The biggest success on the album, though, is the closing suite — ʽRio Grandeʼ shows that after all these years and troubles, Brian still knows how to write an experimental suite based on the Smile approach and make it sound fresh, involving, and funny. Of course, it helps that several Smile motives were actively exploited in the making of the track (see the reference to ʽFireʼ mentioned above, as well as all the country-western touches that recall ʽHeroes And Villainsʼ), but on the whole, it is a new composition that consists of fairly distinct parts, yet has a thematic unity.

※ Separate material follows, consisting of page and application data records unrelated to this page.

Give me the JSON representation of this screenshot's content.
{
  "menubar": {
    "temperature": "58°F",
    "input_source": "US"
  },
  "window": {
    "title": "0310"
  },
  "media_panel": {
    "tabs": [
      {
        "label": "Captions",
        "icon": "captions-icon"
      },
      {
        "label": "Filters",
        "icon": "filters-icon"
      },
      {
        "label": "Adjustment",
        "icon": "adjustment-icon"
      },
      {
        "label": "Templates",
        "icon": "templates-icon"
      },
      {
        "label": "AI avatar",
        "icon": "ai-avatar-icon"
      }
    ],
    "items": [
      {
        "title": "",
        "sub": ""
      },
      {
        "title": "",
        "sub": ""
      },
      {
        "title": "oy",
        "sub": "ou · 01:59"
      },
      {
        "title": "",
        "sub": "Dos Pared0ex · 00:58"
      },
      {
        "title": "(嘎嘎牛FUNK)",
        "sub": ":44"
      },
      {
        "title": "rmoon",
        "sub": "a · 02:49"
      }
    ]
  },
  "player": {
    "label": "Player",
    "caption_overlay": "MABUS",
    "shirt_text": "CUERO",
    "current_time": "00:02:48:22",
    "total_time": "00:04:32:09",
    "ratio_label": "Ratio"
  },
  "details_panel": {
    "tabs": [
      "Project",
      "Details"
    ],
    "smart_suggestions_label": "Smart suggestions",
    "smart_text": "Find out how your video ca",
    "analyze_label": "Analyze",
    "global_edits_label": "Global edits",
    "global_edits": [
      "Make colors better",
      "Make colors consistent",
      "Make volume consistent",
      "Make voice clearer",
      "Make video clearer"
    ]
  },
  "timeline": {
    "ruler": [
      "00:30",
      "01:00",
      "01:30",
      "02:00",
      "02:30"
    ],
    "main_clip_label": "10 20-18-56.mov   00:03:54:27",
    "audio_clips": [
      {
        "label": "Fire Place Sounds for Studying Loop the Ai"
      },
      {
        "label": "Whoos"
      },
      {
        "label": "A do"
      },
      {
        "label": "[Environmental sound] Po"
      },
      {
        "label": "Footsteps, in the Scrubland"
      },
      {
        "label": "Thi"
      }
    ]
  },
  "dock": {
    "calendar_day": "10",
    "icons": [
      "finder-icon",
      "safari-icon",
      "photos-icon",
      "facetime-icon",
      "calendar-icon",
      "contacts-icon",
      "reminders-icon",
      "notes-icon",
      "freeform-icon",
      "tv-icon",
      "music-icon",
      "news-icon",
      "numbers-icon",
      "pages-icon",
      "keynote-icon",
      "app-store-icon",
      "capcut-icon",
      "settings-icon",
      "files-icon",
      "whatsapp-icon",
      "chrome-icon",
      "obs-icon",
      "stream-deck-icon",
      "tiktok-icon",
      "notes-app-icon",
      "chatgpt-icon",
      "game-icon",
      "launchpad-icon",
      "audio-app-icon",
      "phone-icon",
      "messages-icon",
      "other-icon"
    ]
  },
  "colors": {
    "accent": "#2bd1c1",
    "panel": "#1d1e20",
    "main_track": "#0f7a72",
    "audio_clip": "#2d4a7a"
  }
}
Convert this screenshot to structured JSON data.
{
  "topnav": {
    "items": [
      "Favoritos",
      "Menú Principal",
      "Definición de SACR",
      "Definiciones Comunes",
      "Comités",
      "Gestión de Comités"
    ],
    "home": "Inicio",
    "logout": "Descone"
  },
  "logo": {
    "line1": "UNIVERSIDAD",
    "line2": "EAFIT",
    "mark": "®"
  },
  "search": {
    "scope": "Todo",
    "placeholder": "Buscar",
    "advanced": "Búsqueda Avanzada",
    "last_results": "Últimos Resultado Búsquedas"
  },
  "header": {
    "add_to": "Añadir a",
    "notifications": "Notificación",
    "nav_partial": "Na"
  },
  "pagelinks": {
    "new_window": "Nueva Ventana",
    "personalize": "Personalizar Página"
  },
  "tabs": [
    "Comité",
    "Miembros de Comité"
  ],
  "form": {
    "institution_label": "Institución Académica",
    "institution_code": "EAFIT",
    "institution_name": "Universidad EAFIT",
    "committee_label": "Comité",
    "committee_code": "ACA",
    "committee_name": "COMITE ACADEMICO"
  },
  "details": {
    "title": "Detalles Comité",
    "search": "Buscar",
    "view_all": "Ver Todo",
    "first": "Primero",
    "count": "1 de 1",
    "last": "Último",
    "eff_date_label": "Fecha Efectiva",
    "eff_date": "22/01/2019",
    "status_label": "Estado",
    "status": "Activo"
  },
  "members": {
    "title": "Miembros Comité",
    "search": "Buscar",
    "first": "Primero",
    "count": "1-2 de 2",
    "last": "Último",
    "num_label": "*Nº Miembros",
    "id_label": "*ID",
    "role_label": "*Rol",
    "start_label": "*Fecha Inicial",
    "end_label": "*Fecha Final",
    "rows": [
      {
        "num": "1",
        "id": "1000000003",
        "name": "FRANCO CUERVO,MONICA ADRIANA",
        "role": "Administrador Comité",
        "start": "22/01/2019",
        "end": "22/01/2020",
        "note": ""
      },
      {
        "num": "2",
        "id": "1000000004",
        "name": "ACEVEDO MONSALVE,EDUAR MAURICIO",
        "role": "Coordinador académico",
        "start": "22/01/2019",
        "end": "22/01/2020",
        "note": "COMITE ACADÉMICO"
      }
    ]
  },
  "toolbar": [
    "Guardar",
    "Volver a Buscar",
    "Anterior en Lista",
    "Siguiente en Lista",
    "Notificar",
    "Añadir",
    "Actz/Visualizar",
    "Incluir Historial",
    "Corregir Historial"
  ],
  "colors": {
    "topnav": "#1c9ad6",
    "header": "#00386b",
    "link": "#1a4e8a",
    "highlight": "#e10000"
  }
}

A few of these parts actually began life as separate entities (ʽNight Bloomin' Jasmineʼ, for instance, can be found as an autonomous demo version on the deluxe edition of the album), then found their place inside this little epic about some guy who has to cross the Rio Grande to find his true love or something — okay, maybe I'm a little exaggerating about «thematic unity» (it is not at all clear how the nocturnal, slightly creepy ʽNight Bloomin' Jasmineʼ fits in with the idea of rolling, rolling, rolling on, but I'm sure one can always find an answer if one tries), but then the same question can always come up with the Abbey Road medley, yet somehow most of us instinctively feel that it works, so... whatever.
Anyway, this sure is one of those records where you just have to dig your way past the uncomfortable surface (bad lyrics, cheesy production, failing voice) to locate that heart of gold, because there is not a single bad song here as such — ultimately, everything is melodic, memorable, and deeply heartfelt. It is quite logical that the album's legacy would be honored with a deluxe edition, too: in 2000, it was expanded with about thirty minutes of extra tracks, including another upbeat pop rocker, the slyly self-referential B-side ʽHe Couldn't Get His Poor Old Body To Moveʼ that Brian co-wrote with Fleetwood Mac's Lindsey Buckingham, one of his biggest fans (too bad the collaboration took place around the Tango In The Night era, when the synth-pop boom was messing up Lindsey's mind, too). There's also a new collaboration with old pal Gary Usher on ʽLet's Go To Heaven In My Carʼ (silly) and lots of demos that often sound better than the final versions, for obvious decade-related reasons. Not that the expanded version is worth wasting your life strength on to seek out — but it's always nice to see the greatness of a particular record honored by thirty minutes of surrounding extras. Almost as nice as acknowledge it with an enthusiastic thumbs up and be able to recommend it to everyone over a Mike Love solo album.